Data about app and page elements:
──────

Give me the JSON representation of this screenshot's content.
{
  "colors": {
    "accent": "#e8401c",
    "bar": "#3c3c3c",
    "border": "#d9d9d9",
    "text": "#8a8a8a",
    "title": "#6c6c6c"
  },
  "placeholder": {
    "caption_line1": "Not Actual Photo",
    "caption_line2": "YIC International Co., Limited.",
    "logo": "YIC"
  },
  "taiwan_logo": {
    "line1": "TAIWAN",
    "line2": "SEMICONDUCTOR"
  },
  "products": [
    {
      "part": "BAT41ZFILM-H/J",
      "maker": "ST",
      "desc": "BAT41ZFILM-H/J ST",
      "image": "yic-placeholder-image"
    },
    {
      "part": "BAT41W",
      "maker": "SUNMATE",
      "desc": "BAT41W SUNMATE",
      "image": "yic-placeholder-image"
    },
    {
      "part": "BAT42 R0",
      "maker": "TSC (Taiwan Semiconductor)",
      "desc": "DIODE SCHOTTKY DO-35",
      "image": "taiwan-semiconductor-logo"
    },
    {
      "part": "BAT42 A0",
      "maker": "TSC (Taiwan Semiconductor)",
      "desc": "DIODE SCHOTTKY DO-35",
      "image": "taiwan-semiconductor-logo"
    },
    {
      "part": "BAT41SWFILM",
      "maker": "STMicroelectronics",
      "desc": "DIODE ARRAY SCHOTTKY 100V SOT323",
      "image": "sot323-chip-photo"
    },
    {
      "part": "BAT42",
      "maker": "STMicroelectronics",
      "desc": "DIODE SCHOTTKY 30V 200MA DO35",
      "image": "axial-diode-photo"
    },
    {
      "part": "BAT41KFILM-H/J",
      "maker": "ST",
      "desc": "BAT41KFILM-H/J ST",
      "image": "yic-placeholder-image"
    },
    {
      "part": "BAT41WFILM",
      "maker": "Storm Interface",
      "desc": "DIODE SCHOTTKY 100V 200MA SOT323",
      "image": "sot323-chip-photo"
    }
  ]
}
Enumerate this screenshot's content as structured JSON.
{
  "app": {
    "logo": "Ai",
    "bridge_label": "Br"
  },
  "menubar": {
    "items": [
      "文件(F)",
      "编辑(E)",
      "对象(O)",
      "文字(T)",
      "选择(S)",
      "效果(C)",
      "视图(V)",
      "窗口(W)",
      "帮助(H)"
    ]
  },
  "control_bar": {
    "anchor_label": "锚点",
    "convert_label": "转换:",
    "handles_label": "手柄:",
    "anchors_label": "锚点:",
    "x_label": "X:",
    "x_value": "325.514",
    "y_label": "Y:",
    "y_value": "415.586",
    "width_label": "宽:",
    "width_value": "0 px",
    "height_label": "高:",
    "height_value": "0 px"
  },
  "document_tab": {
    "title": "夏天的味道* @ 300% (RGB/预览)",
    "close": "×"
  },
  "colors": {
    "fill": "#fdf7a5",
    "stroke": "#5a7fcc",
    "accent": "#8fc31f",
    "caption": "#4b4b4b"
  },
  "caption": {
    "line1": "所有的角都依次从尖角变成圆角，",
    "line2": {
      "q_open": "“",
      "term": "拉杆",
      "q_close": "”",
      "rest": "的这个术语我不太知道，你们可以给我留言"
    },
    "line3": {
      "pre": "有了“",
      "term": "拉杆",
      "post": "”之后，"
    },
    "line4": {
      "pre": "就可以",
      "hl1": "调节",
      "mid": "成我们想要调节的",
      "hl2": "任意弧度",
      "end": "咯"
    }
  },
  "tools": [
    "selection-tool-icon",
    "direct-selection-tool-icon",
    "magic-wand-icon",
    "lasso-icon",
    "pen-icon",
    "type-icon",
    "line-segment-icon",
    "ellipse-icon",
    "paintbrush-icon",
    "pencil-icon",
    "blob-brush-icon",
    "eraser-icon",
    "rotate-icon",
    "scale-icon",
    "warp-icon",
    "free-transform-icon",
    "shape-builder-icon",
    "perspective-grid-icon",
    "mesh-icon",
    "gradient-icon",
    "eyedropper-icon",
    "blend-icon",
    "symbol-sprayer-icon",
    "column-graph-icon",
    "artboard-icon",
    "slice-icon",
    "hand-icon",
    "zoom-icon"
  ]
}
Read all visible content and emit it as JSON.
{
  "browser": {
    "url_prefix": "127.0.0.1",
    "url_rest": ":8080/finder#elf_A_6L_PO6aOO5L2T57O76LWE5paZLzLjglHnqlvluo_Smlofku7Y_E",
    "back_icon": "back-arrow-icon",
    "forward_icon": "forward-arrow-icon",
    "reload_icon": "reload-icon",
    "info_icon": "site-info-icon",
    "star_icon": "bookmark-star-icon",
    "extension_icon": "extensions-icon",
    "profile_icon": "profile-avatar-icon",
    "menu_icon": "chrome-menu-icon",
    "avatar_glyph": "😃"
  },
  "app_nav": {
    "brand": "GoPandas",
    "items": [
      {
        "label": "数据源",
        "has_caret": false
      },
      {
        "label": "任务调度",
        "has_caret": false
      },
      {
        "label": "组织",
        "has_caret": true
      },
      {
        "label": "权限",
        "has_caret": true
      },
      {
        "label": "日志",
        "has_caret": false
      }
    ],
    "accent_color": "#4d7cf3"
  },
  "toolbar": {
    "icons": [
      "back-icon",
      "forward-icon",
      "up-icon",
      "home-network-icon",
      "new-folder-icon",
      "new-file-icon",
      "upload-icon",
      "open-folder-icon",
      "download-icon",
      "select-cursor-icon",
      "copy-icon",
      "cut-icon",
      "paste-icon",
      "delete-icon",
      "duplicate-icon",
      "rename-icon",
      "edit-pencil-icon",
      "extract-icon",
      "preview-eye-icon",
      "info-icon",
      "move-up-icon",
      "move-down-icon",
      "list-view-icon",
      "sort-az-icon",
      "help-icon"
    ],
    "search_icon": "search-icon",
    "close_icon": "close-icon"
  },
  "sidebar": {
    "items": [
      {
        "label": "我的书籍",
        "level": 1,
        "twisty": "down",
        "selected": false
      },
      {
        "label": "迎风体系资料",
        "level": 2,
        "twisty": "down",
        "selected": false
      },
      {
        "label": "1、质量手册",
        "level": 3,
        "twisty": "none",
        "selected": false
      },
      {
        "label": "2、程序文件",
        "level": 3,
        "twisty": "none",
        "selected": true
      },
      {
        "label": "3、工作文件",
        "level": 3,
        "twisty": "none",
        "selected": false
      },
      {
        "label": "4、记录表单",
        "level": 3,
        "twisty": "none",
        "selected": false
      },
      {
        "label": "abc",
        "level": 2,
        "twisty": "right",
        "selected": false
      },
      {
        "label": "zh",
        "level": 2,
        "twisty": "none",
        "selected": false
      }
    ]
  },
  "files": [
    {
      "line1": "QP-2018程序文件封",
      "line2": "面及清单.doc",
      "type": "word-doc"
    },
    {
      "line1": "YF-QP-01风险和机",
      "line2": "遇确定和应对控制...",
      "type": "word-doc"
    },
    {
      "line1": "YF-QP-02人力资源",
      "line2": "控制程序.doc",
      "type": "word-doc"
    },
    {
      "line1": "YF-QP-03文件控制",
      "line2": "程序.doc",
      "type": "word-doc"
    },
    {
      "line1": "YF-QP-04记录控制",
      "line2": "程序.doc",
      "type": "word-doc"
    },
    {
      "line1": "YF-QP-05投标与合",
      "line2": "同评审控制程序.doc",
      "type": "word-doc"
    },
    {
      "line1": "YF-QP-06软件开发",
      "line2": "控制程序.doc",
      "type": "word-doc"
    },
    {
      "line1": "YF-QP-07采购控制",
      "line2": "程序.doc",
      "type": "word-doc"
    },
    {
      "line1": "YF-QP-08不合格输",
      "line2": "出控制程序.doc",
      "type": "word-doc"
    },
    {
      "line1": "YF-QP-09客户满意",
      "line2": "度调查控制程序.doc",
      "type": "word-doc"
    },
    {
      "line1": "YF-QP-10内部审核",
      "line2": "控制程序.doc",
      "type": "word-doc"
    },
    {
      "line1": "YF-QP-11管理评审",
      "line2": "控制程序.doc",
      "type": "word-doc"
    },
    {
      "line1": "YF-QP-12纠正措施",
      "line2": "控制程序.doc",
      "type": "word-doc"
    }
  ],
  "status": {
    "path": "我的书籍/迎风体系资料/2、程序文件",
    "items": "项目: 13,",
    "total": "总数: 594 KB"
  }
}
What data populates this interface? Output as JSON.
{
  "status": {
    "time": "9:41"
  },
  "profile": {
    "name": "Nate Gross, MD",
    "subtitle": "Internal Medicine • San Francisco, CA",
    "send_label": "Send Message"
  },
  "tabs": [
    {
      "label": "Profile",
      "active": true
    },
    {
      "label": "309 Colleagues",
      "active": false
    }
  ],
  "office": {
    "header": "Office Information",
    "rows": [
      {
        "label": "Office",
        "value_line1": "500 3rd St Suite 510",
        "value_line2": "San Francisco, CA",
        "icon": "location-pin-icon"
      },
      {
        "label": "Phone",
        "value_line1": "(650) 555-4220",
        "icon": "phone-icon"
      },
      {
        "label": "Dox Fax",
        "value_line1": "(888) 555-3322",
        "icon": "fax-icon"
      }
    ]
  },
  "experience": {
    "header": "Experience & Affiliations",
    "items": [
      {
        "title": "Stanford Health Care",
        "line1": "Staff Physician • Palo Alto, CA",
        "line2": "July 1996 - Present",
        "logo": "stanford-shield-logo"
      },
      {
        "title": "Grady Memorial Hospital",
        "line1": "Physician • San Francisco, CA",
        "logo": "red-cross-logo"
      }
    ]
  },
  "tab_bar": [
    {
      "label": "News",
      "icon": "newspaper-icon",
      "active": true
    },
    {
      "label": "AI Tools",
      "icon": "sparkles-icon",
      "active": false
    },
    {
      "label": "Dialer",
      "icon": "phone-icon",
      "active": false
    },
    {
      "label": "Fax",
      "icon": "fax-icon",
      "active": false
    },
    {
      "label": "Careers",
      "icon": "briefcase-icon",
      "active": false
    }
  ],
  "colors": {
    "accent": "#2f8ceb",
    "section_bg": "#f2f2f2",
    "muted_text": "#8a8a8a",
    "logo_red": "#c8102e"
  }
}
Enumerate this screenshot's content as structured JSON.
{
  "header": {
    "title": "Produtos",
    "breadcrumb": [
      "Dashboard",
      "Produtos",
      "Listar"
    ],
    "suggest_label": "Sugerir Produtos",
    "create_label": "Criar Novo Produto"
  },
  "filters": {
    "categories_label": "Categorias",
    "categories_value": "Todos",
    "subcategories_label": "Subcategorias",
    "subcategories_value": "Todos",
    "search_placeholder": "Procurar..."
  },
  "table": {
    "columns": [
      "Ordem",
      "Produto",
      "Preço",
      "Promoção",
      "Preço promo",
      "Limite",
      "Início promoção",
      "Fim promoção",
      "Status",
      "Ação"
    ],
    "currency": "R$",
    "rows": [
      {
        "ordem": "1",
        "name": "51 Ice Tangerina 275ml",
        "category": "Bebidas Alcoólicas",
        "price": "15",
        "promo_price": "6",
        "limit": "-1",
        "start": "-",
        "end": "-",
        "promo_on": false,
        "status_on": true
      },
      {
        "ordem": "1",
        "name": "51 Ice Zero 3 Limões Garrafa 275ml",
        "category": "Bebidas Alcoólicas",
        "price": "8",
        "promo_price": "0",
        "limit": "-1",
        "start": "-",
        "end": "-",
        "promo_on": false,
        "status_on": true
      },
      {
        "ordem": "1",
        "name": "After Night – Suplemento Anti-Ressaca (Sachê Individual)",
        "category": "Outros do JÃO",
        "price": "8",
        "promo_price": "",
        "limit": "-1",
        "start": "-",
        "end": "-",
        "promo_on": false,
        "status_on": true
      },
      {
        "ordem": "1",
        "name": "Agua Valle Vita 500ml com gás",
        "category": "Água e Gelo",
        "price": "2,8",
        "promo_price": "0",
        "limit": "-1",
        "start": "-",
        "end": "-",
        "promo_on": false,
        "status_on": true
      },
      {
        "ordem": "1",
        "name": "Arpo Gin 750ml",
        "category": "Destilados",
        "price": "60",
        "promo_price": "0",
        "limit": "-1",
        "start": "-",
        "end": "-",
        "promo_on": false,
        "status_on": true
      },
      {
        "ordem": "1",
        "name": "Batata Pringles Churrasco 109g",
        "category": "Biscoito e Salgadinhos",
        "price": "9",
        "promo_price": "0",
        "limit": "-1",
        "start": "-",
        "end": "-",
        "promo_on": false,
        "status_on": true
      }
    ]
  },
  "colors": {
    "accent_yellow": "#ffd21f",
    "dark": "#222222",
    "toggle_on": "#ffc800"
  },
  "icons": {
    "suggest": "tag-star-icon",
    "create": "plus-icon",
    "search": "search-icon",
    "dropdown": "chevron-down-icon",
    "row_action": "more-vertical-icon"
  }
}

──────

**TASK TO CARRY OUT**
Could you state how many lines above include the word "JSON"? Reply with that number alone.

**TASK OUTPUT**
5